What Driscoll does insist upon is that the key to freedom from demonic torment and imprisonment for Christians is forgiveness. Now it hardly seems in dispute that you can’t find this in any biblical text in any direct way. The man in the Gerasene region who had a “legion” demonic possession problem does not look in the Gospels as though the key to his deliverance from demonic oppression was learning to forgive people in his life who hurt him. No, it looks as though the New Testament accounts are pretty clear that Jesus drove out demons. Why Mark Driscoll would think that “you” hold the key to whether or not you are imprisoned in a cell of demonic torment based on whether or not you forgive is not something that he seems able to derive from biblical texts and even if he could the natural next question is, “Well, Mark, do you share all this from experience? When were you in the demonic torment of a cell you put yourself in through your unforgiveness?”
The more practically Driscoll attempts to frame his teaching on forgiveness by tying forgiveness to spiritual warfare and the demonic the more unavoidably he must, at some point, confront the question of why he was demonized within his publicly stated taxonomy about what is involved in demonization or, if he would insist that he was not demonized, explain how he somehow gets an exemption clause, or at the very least explain how, if he ever were demonized or in a cell of demonic torment of his own making through his unforgiveness how he was delivered from that.
As we have seen, it seems that Mark Driscoll and Larry Osborne have had some kind of relationship, however close or formal, for more than fifteen years by now. Driscoll credited Osborne with asking him questions that forced him to reassess the way Mars Hill was run. Driscoll also credited Osborne with being the one who taught him how best to architect Mars Hill to be a multisite church. Osborne also ended up on the Mars Hill BoAA during the period from 2012 through to the end of Mars Hill in 2014. And now it looks like Osborne is a supporter of Mark Driscoll’s new church in Arizona. There’s no sense that Osborne was surprised in 2016 even if in 2014 the BoAA statement about Mark Driscoll’s resignation said it was a surprise and even if Osborne’s name was attached to the announcement.

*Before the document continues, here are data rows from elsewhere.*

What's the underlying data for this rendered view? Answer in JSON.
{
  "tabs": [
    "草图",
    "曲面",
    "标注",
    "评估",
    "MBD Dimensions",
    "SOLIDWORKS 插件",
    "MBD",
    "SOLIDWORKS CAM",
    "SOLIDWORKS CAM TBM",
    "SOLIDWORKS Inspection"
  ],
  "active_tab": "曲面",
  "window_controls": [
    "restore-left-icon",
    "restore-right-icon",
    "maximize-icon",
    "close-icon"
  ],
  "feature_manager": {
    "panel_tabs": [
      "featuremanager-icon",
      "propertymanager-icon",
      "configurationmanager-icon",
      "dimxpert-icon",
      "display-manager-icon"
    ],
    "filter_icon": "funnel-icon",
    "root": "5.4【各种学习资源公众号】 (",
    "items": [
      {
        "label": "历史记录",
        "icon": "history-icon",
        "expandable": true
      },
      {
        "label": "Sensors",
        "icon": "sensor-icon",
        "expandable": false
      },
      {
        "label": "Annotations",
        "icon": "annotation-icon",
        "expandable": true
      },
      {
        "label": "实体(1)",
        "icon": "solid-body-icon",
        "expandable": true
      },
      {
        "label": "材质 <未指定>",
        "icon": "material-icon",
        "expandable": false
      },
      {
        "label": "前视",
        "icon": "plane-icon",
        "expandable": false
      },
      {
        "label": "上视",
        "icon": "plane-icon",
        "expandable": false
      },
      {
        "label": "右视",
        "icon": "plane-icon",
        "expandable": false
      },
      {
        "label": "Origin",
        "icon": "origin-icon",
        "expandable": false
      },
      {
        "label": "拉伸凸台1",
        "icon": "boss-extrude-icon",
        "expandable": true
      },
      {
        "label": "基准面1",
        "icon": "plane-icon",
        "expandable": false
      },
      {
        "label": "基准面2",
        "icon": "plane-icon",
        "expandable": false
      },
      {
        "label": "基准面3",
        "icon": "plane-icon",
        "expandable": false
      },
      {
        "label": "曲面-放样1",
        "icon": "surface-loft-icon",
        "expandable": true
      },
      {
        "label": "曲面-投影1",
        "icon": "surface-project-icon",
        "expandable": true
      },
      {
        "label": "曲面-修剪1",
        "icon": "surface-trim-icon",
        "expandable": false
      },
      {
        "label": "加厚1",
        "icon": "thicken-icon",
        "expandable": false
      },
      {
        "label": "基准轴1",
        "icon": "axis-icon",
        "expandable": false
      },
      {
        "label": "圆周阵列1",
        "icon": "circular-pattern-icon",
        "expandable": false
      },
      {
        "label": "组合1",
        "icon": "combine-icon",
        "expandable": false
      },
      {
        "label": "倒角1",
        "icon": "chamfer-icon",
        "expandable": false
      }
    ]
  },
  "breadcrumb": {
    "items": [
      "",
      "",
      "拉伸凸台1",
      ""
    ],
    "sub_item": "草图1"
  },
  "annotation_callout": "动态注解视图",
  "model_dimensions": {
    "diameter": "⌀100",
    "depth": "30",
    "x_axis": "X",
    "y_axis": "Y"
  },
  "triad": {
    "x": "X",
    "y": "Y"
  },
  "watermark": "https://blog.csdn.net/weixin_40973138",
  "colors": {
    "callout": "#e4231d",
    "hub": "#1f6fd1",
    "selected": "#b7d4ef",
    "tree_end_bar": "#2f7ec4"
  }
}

If Osborne knew Driscoll in the ten years between 2004 and the demise of Mars Hill it’s not clear how Osborne can play a particularly meaningful role in holding Driscoll accountable moving forward. If in the 2004-2014 period Mark Driscoll got embroiled in a plagiarism controversy, a Result Source controversy, a renewed William Wallace II snafu, and ultimately resigned rather than comply with a restoration plan he claimed he initiated and accepted and all this while in some kind of relationship with Larry Osborne of the Leadership Network more careful, considered questions about what, if anything, the Leadership Network actually does to keep people like Mark Driscoll to some standard of accountability should be asked. To go by the last fifteen some years of Mark Driscoll at Mars Hill it’s not clear that anyone at the Leadership Network did much of anything.
As for whoever the thirty some former leaders were ... it may be easiest to just invite everyone who can confirm that Mark Driscoll never contacted them to say so in some context and then the thirty that Driscoll did talk to can be ... reverse-engineered by a process of elimination. After all, it's not like Wenatchee The Hatchet never kept any kinds of records of how many people were listed as serving in leadership at Mars Hill at any points in its history.